◆ **What you are asked to do**
Given the entries below, copy each of them out exactly.

[Interface dataset entries]
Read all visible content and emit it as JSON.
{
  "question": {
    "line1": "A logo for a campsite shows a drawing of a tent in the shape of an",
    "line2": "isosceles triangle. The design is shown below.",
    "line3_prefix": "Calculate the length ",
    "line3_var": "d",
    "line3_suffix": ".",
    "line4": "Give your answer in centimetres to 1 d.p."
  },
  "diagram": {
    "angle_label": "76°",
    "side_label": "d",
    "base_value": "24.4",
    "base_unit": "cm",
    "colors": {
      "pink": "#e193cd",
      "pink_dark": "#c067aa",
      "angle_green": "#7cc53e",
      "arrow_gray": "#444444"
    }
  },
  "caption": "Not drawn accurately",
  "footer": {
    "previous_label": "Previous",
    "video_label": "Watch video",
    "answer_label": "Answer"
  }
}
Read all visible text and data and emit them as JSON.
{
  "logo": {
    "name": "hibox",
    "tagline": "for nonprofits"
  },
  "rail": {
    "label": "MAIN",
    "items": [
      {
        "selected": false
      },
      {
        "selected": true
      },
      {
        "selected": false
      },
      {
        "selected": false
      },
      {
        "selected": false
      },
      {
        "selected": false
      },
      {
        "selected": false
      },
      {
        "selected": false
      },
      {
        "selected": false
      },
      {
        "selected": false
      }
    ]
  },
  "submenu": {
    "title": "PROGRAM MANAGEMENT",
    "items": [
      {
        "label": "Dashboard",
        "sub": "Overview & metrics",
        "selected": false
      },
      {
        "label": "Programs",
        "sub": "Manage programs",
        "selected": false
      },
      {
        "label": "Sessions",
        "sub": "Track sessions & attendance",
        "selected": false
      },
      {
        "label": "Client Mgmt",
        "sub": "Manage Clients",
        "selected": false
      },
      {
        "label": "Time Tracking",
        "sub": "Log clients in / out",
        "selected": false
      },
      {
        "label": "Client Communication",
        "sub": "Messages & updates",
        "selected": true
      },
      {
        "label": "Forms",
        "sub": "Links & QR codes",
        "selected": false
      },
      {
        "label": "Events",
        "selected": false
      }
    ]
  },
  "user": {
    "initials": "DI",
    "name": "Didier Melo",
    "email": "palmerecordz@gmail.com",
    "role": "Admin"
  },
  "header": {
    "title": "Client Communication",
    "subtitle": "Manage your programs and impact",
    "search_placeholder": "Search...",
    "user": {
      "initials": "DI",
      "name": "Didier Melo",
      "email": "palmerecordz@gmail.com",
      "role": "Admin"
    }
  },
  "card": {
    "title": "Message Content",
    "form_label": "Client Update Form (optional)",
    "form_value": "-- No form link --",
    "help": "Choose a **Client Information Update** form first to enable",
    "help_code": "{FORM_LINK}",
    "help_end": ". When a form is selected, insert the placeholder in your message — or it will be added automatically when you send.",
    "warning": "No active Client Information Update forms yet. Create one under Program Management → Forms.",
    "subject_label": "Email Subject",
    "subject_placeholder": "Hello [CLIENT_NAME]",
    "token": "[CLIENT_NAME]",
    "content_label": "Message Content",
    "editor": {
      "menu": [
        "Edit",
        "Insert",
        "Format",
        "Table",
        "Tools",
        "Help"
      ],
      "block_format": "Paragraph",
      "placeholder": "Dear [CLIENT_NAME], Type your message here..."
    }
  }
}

◆ **Exercise response**
Read all visible content and emit it as JSON.
{
  "question": {
    "line1": "A logo for a campsite shows a drawing of a tent in the shape of an",
    "line2": "isosceles triangle. The design is shown below.",
    "line3_prefix": "Calculate the length ",
    "line3_var": "d",
    "line3_suffix": ".",
    "line4": "Give your answer in centimetres to 1 d.p."
  },
  "diagram": {
    "angle_label": "76°",
    "side_label": "d",
    "base_value": "24.4",
    "base_unit": "cm",
    "colors": {
      "pink": "#e193cd",
      "pink_dark": "#c067aa",
      "angle_green": "#7cc53e",
      "arrow_gray": "#444444"
    }
  },
  "caption": "Not drawn accurately",
  "footer": {
    "previous_label": "Previous",
    "video_label": "Watch video",
    "answer_label": "Answer"
  }
}
Read all visible text and data and emit them as JSON.
{
  "logo": {
    "name": "hibox",
    "tagline": "for nonprofits"
  },
  "rail": {
    "label": "MAIN",
    "items": [
      {
        "selected": false
      },
      {
        "selected": true
      },
      {
        "selected": false
      },
      {
        "selected": false
      },
      {
        "selected": false
      },
      {
        "selected": false
      },
      {
        "selected": false
      },
      {
        "selected": false
      },
      {
        "selected": false
      },
      {
        "selected": false
      }
    ]
  },
  "submenu": {
    "title": "PROGRAM MANAGEMENT",
    "items": [
      {
        "label": "Dashboard",
        "sub": "Overview & metrics",
        "selected": false
      },
      {
        "label": "Programs",
        "sub": "Manage programs",
        "selected": false
      },
      {
        "label": "Sessions",
        "sub": "Track sessions & attendance",
        "selected": false
      },
      {
        "label": "Client Mgmt",
        "sub": "Manage Clients",
        "selected": false
      },
      {
        "label": "Time Tracking",
        "sub": "Log clients in / out",
        "selected": false
      },
      {
        "label": "Client Communication",
        "sub": "Messages & updates",
        "selected": true
      },
      {
        "label": "Forms",
        "sub": "Links & QR codes",
        "selected": false
      },
      {
        "label": "Events",
        "selected": false
      }
    ]
  },
  "user": {
    "initials": "DI",
    "name": "Didier Melo",
    "email": "palmerecordz@gmail.com",
    "role": "Admin"
  },
  "header": {
    "title": "Client Communication",
    "subtitle": "Manage your programs and impact",
    "search_placeholder": "Search...",
    "user": {
      "initials": "DI",
      "name": "Didier Melo",
      "email": "palmerecordz@gmail.com",
      "role": "Admin"
    }
  },
  "card": {
    "title": "Message Content",
    "form_label": "Client Update Form (optional)",
    "form_value": "-- No form link --",
    "help": "Choose a **Client Information Update** form first to enable",
    "help_code": "{FORM_LINK}",
    "help_end": ". When a form is selected, insert the placeholder in your message — or it will be added automatically when you send.",
    "warning": "No active Client Information Update forms yet. Create one under Program Management → Forms.",
    "subject_label": "Email Subject",
    "subject_placeholder": "Hello [CLIENT_NAME]",
    "token": "[CLIENT_NAME]",
    "content_label": "Message Content",
    "editor": {
      "menu": [
        "Edit",
        "Insert",
        "Format",
        "Table",
        "Tools",
        "Help"
      ],
      "block_format": "Paragraph",
      "placeholder": "Dear [CLIENT_NAME], Type your message here..."
    }
  }
}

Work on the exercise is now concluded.